THE VOLUNTEERS

Food charities in Singapore get wave of help following appeal. Food banks and other volunteer-run charities are facing challenges amid the COVID-19 outbreak. Singaporean nonprofit Food From The Heart saw 90% of its volunteering sessions cancelled as companies suspended their CSR volunteer programs for employee safety reasons. Monetary donations are also declining in this uncertain climate. The nonprofit Free Food For All estimated a 50% drop in donations received, but its founder said that “asking for donations during this time is a thorny issue.” Luckily, individual volunteers are stepping up to fill this gap. One food charity saw a surge in offers to help from schools, corporations, and even the Singapore Land Authority. Singapore’s National Volunteer and Philanthropy Centre (NVPC) has also set up a centralized platform to “give all donors and volunteers a single point of reference for the most pressing needs during this period of the COVID-19 outbreak.” Here, charities can appeal for volunteers and share their fundraising efforts.

Doing Good Index 2018

Maximizing Asia's Potential

The inaugural Doing Good Index examines the enabling environment for philanthropy and private social investment across 15 Asian economies. Composed of four areas–tax and fiscal policy, regulatory regimes, socio-cultural ecosystem, and government procurement–the Index reveals how Asian economies are catalyzing philanthropic giving.

If the right regulatory and tax policies were in place, Asian philanthropists could give over US$500 billion, contributing to the US$1.4 trillion annual price tag needed to achieve the Sustainable Development Goals.

The Index serves as a unique and useful body of data for Asian governments, as well as for nonprofits, foundations and charities in Asia, to learn from each other. At a time when the policy is evolving, the social sector is growing, and interest in philanthropy is rapidly developing, the DGI shows the potential for Asia to leapfrog and become a leader in social innovation.*

*The latest version as of 19 January 2018 is available for download now.

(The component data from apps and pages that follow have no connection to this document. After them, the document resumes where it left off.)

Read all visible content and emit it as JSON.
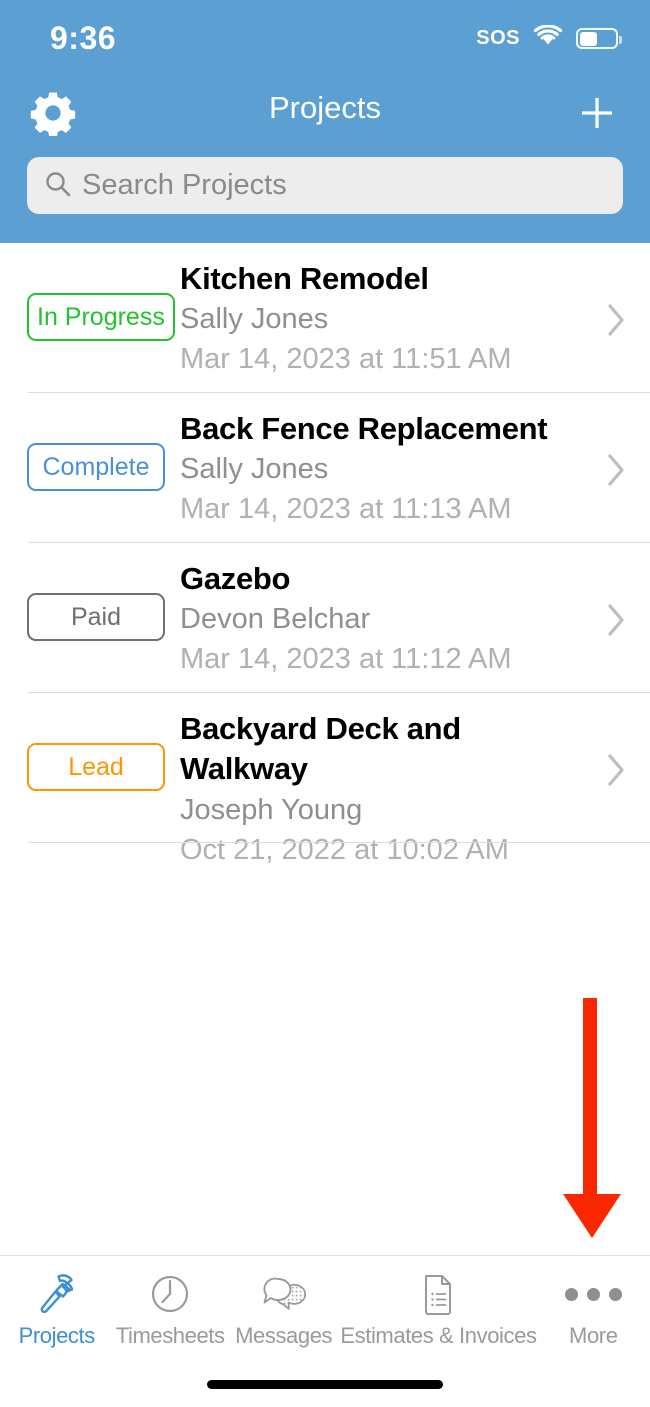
{
  "status_bar": {
    "time": "9:36",
    "sos_label": "SOS",
    "wifi_icon": "wifi-icon",
    "battery_icon": "battery-icon",
    "battery_level_percent": 46
  },
  "header": {
    "title": "Projects",
    "settings_icon": "gear-icon",
    "add_icon": "plus-icon",
    "background_color": "#5CA0D3",
    "search": {
      "placeholder": "Search Projects",
      "value": "",
      "icon": "search-icon"
    }
  },
  "colors": {
    "accent_blue": "#3C8FD4",
    "header_blue": "#5CA0D3",
    "status_in_progress": "#22C32E",
    "status_complete": "#4A90D9",
    "status_paid": "#6E6E73",
    "status_lead": "#FF9500",
    "annotation_red": "#FA2800"
  },
  "list": {
    "rows": [
      {
        "status": "In Progress",
        "status_color": "#22C32E",
        "title": "Kitchen Remodel",
        "client": "Sally Jones",
        "date": "Mar 14, 2023 at 11:51 AM",
        "chevron_icon": "chevron-right-icon"
      },
      {
        "status": "Complete",
        "status_color": "#4A90D9",
        "title": "Back Fence Replacement",
        "client": "Sally Jones",
        "date": "Mar 14, 2023 at 11:13 AM",
        "chevron_icon": "chevron-right-icon"
      },
      {
        "status": "Paid",
        "status_color": "#6E6E73",
        "title": "Gazebo",
        "client": "Devon Belchar",
        "date": "Mar 14, 2023 at 11:12 AM",
        "chevron_icon": "chevron-right-icon"
      },
      {
        "status": "Lead",
        "status_color": "#FF9500",
        "title": "Backyard Deck and Walkway",
        "client": "Joseph Young",
        "date": "Oct 21, 2022 at 10:02 AM",
        "chevron_icon": "chevron-right-icon"
      }
    ]
  },
  "tab_bar": {
    "active_index": 0,
    "tabs": [
      {
        "label": "Projects",
        "icon": "hammer-icon"
      },
      {
        "label": "Timesheets",
        "icon": "clock-icon"
      },
      {
        "label": "Messages",
        "icon": "speech-bubbles-icon"
      },
      {
        "label": "Estimates & Invoices",
        "icon": "document-list-icon"
      },
      {
        "label": "More",
        "icon": "ellipsis-icon"
      }
    ]
  },
  "annotation": {
    "type": "arrow-down",
    "color": "#FA2800",
    "points_at": "More"
  },
  "home_indicator": "home-indicator"
}
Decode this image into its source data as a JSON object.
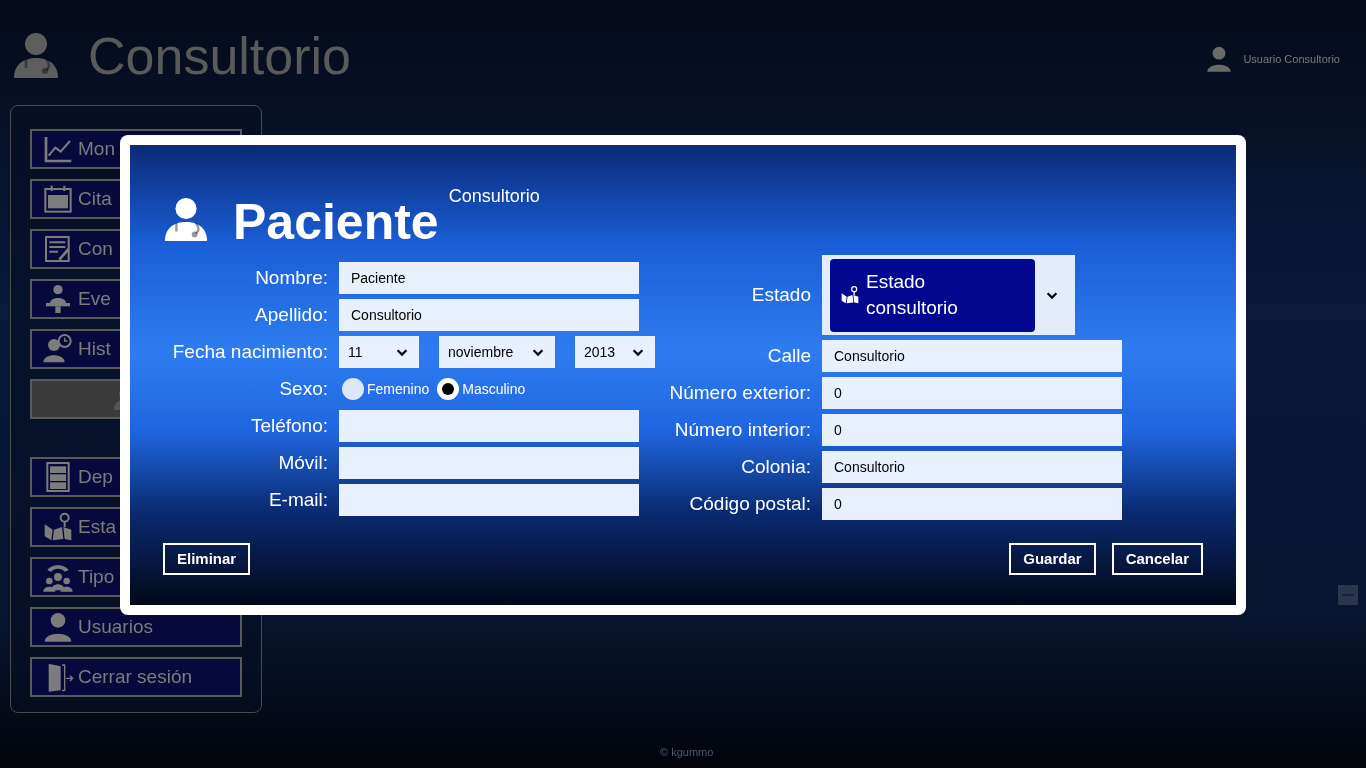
{
  "app": {
    "title": "Consultorio",
    "user": "Usuario Consultorio",
    "footer": "© kgummo"
  },
  "sidebar": {
    "groups": [
      [
        {
          "label": "Mon",
          "selected": false
        },
        {
          "label": "Cita",
          "selected": false
        },
        {
          "label": "Con",
          "selected": false
        },
        {
          "label": "Eve",
          "selected": false
        },
        {
          "label": "Hist",
          "selected": false
        },
        {
          "selected": true
        }
      ],
      [
        {
          "label": "Dep",
          "selected": false
        },
        {
          "label": "Esta",
          "selected": false
        },
        {
          "label": "Tipo",
          "selected": false
        },
        {
          "label": "Usuarios",
          "selected": false
        },
        {
          "label": "Cerrar sesión",
          "selected": false
        }
      ]
    ]
  },
  "dialog": {
    "title": "Paciente",
    "subtitle": "Consultorio",
    "left_fields": [
      {
        "kind": "text",
        "label": "Nombre:",
        "value": "Paciente"
      },
      {
        "kind": "text",
        "label": "Apellido:",
        "value": "Consultorio"
      },
      {
        "kind": "date",
        "label": "Fecha nacimiento:",
        "day": "11",
        "month": "noviembre",
        "year": "2013"
      },
      {
        "kind": "radio",
        "label": "Sexo:",
        "options": [
          {
            "label": "Femenino",
            "selected": false
          },
          {
            "label": "Masculino",
            "selected": true
          }
        ]
      },
      {
        "kind": "text",
        "label": "Teléfono:"
      },
      {
        "kind": "text",
        "label": "Móvil:"
      },
      {
        "kind": "text",
        "label": "E-mail:"
      }
    ],
    "estado": {
      "label": "Estado",
      "value": "Estado consultorio"
    },
    "right_fields": [
      {
        "label": "Calle",
        "value": "Consultorio"
      },
      {
        "label": "Número exterior:",
        "value": "0"
      },
      {
        "label": "Número interior:",
        "value": "0"
      },
      {
        "label": "Colonia:",
        "value": "Consultorio"
      },
      {
        "label": "Código postal:",
        "value": "0"
      }
    ],
    "buttons": {
      "left": [
        "Eliminar"
      ],
      "right": [
        "Guardar",
        "Cancelar"
      ]
    }
  }
}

*Please note that for Korea the 10% rate of the tax deduction for corporate donations refers to the limit on corporate income eligible for deduction. The rate of tax deductions for corporate donations in Korea is 100%, with a 10% limit. This change has no effect on the results of the index. For further information, please contact us.